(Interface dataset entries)

▬▬▬▬▬▬

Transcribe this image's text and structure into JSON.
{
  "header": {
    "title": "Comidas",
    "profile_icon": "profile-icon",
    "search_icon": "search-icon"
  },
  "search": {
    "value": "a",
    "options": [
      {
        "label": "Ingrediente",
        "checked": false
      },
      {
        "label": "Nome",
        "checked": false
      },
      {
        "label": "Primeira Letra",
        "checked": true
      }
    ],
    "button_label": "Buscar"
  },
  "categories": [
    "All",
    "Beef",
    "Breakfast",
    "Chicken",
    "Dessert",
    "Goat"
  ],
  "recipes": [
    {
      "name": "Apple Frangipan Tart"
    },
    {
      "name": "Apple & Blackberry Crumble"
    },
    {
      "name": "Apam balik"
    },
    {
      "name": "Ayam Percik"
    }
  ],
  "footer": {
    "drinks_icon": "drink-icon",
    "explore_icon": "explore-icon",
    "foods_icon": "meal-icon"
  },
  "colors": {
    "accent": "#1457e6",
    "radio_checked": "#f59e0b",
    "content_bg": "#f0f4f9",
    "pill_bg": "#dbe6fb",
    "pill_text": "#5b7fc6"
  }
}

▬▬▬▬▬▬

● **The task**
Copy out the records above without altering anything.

● **Exercise output**
Transcribe this image's text and structure into JSON.
{
  "header": {
    "title": "Comidas",
    "profile_icon": "profile-icon",
    "search_icon": "search-icon"
  },
  "search": {
    "value": "a",
    "options": [
      {
        "label": "Ingrediente",
        "checked": false
      },
      {
        "label": "Nome",
        "checked": false
      },
      {
        "label": "Primeira Letra",
        "checked": true
      }
    ],
    "button_label": "Buscar"
  },
  "categories": [
    "All",
    "Beef",
    "Breakfast",
    "Chicken",
    "Dessert",
    "Goat"
  ],
  "recipes": [
    {
      "name": "Apple Frangipan Tart"
    },
    {
      "name": "Apple & Blackberry Crumble"
    },
    {
      "name": "Apam balik"
    },
    {
      "name": "Ayam Percik"
    }
  ],
  "footer": {
    "drinks_icon": "drink-icon",
    "explore_icon": "explore-icon",
    "foods_icon": "meal-icon"
  },
  "colors": {
    "accent": "#1457e6",
    "radio_checked": "#f59e0b",
    "content_bg": "#f0f4f9",
    "pill_bg": "#dbe6fb",
    "pill_text": "#5b7fc6"
  }
}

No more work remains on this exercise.